Another thing that reduces her to tears is getting hurt. She just frankly opens her face and howls. Unfortunately, right now she seems to be in an accident prone stage. Today I took stock of her current “owies”. There is a yellowish goose egg on her forehead, a sore on her nose, a cat scratch on her cheek, a sizable patch of skin scraped off her knee, and an inflamed toe. I am not making this up! She goes through more band aids than all the rest of the children put together. I don’t run quite as fast as I used to when I hear her siren call, because it is usually some scrape or other that is not all that serious. Still, she is totally demoralized by blood oozing out of her own body. “I need a band aid,” she will blubber, “and pray for me.” So I put some salve on her band aid, stick it on, and pray for Jesus to heal her hurt. She shuts right up, squares her little shoulders, and goes out to face the world again. “Sometimes Jesus heals me right away, and sometimes it takes a while,” she informed me the other day.

This is such a powerful lesson for me when I do not feel brave. I do not have to deal alone with the disturbing thing that is causing me distress. All I need to do is go to Someone bigger and pray. Then I can move on and know that He is taking care of the scary stuff.

Visiting the Neighbors

A few days ago Gregory made some really extra delicious chocolate chip cookies, just the right kind of cookies to share. I told him he can take some up to our elderly neighbor, and suddenly there was a clamor of others who wanted to go along too. Okay, since Eva has been begging me to let the children come visit, I said the older three can go if they promised to come home right away when Alex, who has a watch, said that their 15 minutes were up. After they had gone on their mission, here came Rita, puffing up the basement steps with her coat and boots, sad to have missed the action. She promised that she would definitely just sit quietly on the couch and visit and obey Alex and all that, so I sent her out the door to join the others. I stayed home with the littlest tot who has been having stomach upsets for a week, not wanting to spread her virus to our elderly friend.

After a bit the children came straggling home, full of enthusiasm from their sharing mission, each clutching a quarter. But wait a minute, where is Rita? They didn’t know. She never came. We speedily cased the backyard and all areas of the house. No Rita. Just as I was feeling a little panicky, we noticed her tracks across the snow to the neighbors two houses over, a family from our church. And there she came, tromping along home. 

What were you doing? Why did you go over there instead of to Eva’s house where the other children were? “Well, I just knocked on the door, and Jake answered and I went in to look for Livvy,” she said. 

As it turned out, that was a bit of a yarn. When I asked Jake about her visit, he said he got home from work, saw some little pink boots on the porch, and figured his wife was babysitting.
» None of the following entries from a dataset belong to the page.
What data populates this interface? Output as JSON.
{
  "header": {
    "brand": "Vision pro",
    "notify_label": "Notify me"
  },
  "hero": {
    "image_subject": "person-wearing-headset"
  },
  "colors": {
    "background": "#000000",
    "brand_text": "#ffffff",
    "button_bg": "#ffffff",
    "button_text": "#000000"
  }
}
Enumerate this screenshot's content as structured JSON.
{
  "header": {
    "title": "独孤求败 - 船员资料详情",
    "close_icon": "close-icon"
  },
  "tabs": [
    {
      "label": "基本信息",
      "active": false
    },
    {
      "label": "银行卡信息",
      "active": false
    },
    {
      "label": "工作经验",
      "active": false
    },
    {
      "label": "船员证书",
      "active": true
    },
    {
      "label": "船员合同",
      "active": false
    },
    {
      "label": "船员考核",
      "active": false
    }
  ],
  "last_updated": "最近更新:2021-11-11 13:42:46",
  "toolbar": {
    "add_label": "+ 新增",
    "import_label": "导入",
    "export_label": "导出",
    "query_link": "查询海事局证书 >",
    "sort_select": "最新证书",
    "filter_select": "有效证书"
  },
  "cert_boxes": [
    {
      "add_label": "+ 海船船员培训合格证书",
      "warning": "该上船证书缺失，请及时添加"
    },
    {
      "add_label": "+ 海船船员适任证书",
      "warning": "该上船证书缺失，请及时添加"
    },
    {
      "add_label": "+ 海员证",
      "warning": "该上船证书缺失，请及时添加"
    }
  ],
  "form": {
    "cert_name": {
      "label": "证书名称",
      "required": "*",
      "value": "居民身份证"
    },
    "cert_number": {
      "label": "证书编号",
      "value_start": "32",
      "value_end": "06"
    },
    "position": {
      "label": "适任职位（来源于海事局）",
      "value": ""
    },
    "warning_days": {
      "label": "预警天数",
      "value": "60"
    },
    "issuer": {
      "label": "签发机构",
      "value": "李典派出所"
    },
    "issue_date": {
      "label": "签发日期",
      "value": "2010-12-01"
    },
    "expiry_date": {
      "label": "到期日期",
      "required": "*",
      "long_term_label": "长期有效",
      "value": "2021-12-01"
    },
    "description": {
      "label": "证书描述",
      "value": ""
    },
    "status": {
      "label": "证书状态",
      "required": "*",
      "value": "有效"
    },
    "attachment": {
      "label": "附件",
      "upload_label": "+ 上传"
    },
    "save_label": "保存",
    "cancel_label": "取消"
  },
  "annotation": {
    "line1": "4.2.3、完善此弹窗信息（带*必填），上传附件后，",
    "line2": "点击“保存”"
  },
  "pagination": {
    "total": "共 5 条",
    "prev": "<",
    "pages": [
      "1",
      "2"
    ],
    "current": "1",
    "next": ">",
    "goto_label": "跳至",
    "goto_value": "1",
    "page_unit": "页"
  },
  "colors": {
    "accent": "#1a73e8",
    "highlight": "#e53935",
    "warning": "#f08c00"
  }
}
Except his wife wasn’t there. When he got into the house, Rita came wandering out of their toyroom, where she had made herself entirely at home. She told him she was looking for Livvy, so he obligingly helped her look. Just when he was ready to call me to see if I was missing a little girl, she decided to put on her coat and run home. She was totally unfazed by her expedition into the wrong house. My doughty little daughter, unruffled by an upset mother, just said, “Well, where does Eva live anyway?”